Find the word "content" in the listing. Copy out each line where it occurs.
....................
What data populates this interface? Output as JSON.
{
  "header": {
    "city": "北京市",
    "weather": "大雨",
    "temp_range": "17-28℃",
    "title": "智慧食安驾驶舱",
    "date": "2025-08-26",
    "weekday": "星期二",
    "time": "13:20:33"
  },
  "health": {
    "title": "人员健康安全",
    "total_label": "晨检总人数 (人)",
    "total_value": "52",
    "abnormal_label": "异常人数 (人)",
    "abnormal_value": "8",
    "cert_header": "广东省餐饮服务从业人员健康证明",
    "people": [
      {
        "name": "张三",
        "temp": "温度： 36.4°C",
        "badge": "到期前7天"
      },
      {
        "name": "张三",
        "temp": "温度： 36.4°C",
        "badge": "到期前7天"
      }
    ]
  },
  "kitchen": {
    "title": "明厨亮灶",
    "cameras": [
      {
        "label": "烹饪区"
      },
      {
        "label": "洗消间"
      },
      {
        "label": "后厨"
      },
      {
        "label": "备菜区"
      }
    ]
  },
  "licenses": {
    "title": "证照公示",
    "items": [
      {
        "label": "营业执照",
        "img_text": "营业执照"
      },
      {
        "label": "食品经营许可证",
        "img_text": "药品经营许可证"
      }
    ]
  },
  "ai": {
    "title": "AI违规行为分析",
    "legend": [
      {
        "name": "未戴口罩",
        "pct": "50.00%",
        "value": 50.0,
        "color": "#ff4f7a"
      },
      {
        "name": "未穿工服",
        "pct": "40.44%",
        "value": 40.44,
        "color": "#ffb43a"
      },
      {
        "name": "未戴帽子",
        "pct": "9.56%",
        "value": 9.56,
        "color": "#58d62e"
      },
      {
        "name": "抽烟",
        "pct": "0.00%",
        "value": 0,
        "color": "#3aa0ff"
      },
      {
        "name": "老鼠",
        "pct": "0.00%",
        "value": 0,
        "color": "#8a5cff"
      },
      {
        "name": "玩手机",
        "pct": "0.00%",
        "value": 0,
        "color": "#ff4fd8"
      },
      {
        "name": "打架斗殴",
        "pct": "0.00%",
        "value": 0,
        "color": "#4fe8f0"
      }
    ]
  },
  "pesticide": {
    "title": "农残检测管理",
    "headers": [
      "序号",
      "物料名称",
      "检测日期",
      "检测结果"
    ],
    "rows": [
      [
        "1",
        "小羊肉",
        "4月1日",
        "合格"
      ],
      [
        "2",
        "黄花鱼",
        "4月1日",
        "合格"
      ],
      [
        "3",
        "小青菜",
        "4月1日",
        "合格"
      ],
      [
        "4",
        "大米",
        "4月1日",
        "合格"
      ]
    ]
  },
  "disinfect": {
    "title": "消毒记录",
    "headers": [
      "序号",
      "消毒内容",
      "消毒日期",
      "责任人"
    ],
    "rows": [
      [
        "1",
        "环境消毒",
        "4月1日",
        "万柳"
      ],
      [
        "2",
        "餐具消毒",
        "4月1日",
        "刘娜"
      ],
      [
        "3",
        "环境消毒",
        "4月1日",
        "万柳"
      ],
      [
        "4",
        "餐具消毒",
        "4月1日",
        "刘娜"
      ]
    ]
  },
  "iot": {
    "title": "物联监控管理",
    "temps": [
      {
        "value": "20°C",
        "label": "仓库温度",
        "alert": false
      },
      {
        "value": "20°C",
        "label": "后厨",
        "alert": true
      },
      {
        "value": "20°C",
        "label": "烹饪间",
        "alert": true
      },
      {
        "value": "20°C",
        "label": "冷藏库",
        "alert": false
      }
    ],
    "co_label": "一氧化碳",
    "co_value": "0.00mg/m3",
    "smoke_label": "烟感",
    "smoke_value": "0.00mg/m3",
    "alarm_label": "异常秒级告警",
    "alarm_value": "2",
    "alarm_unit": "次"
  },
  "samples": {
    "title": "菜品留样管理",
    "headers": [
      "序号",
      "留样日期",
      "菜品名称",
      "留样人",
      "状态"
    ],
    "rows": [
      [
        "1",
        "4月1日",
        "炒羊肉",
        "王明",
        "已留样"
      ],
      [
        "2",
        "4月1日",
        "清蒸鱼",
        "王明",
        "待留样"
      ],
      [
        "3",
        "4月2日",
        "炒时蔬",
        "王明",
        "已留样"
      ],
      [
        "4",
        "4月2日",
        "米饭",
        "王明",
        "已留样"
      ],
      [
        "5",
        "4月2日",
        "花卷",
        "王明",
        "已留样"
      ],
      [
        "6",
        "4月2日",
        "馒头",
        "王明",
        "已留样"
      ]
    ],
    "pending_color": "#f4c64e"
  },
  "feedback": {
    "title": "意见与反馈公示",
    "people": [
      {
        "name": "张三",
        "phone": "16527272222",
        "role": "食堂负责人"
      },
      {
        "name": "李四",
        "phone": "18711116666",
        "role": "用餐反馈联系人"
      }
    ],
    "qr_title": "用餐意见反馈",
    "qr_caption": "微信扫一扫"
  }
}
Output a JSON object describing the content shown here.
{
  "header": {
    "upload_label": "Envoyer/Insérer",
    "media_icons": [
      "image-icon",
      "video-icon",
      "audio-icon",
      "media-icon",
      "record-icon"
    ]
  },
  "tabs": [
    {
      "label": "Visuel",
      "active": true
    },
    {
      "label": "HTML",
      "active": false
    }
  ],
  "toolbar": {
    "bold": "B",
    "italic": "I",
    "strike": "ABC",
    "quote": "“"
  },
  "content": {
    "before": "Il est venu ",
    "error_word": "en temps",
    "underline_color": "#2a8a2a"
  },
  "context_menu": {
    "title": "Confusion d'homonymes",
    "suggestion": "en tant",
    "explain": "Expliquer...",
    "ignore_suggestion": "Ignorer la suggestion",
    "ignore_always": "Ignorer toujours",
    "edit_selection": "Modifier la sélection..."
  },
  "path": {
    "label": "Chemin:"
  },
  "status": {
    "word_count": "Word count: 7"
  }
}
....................
Worked solution →
Output a JSON object describing the content shown here.
  "content": {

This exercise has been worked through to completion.